Kshama Sawant, a college professor and Occupy movement activist, is now a City Council member in Seattle. She’s definitely a rare socialist to hold American elected office (“Abama’s a socialist!!” — right wing talk radio), and one of the few Occupy movement members to win a popular election. She was actually trailing on Election Night by eight percentage points, but Washington has vote-by-mail options, and when those were counted, she defeated Richard Conlin, who had been incumbent in the position. He conceded on Friday. On Monday, Sawant gave a speech declaring that “It is time, high time, that we workers opt for a mass political alternative to the two big business parties!”
I don’t think I’m a socialist — I’d classify myself as a Democrat or an independent, honestly — but I’m all for this attitude at the broadest level (although maybe not at the functional level). I do believe the two party system is kind of BS at this point; I think it’s driven home more and more over the years that the goals are power, influence, money and your next election — and not actually the happiness, health, opportunity for advancement, and prosperity of the citizens you represent. Now, I’m not saying socialism assures those things either; in reality, it probably doesn’t. What I am saying is that an alternative to something that isn’t working — and the two-party system legitimately isn’t really working right now — has to be a good thing to at least explore, even if it ends in a dead end. Hopefully the ‘socialist’ tag won’t kill this whole concept.
Purportedly, she’s the first socialist to ever be elected into office in the U.S.; she gave an interview to Salon after her win and discussed the idea of capitalism eventually eroding. It seems like she’s not a total zealot or anything from her response:
It would be difficult for me to lay out a blueprint of that. But … we can think about what it will require …
Capitalism is a system where it’s extremely productive, and productivity rates are at an all-time high, but the gains of the productivity are delivered almost exclusively to a very tiny elite at the top …
Boeing has an enormous factory, [as well as] all the auto factories that are lying defunct right now in the U.S. — they all have enormous capacity for production. And there’s any number of workers with the skills, and people who have the potential of learning those skills. And instead we have a situation where, because we don’t have a say in the production, either the machines are lying idle, or the machines are being used to produce destructive machines like drones.
So what we need to do is to take the machines and the factories into democratic, say, democratic ownership — and the workers can contribute rail cars or buses, something like that, something that is beneficial to society. And that’s something that creates jobs — it will create living wage jobs …

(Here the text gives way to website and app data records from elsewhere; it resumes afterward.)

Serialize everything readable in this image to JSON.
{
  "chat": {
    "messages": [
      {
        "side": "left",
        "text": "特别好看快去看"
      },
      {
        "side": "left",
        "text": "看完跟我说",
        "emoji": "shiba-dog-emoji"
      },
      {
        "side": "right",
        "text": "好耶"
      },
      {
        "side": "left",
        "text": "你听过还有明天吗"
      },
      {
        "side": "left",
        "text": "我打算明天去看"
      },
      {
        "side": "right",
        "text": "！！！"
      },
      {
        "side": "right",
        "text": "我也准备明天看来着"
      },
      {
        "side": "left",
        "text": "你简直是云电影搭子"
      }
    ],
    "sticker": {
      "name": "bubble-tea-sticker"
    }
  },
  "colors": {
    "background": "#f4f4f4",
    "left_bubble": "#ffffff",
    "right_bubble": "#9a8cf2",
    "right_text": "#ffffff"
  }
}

That’s the kind of system that we need, where the decisions on what to do with resources, and what to produce, how much of it to produce, that is made in accordance with democratic principles, and in accordance with what human society needs, not because the Wal-Mart CEO needs to make 2 percentage points more profits this quarter.
Her win has been dubbed ‘a political earthquake’ in Seattle.
The seemingly improbable win says a few different things, although it should be noted that Seattle is a very specific, very blue pocket of a very specific area of the country, so extrapolating nationally would likely be a major mistake. Her war chest was only about $120K, which is small even by mid-to-large-size-city City Council race standards; she ran a good campaign that made use of the media attention for running as a socialist, and her message likely resonated with disenfranchised middle-middle-class (as opposed to upper-middle-class) voters.
Yesterday, she told Boeing workers that if jobs were moved out of the state, one idea would be to take over the factories and shut down the profit engine. That might not play as well in America as some of her more umbrella-level ideas. Basically, Seattle — like much of the rest of the country — is fed up with growing inequality; this win is a symbol of that. We shouldn’t think Sawant is headed for the Mayor’s Chair or Governor’s mansion in Washington; Jay Inslee, the current Governor, is a fairly liberal Democrat but still ID’ed as conservative 12 percent of the time he was in the House. That’s a bit centrist compared to a socialist stance.
You can learn a bit more about Sawant in her AMA on Reddit, as well as on this thread. Sawant did run, and lose, last year to Frank Chopp. Her run this year was different, and a bit more focused. One of her textbook campaign run moves was about raising the minimum wage, which I feel you have to argue against to pass the first semester of AP Economics, but in 2014, it might not be the worst idea in history:
I like this concept, but again, at the broadest possible level. It’s a small dent (almost a dent no one notices) in the BMW of our current two-party political landscape, but the dent still means something, even if it just means we should consider taking something in to get fixed. Her language is too extreme to resonate at any kind of deep level, especially when she claims “capitalists are criminals” at a Travyon Martin rally…
… but our current system isn’t doing a ton right, so why not let a socialist on a large City Council and see if anything changes?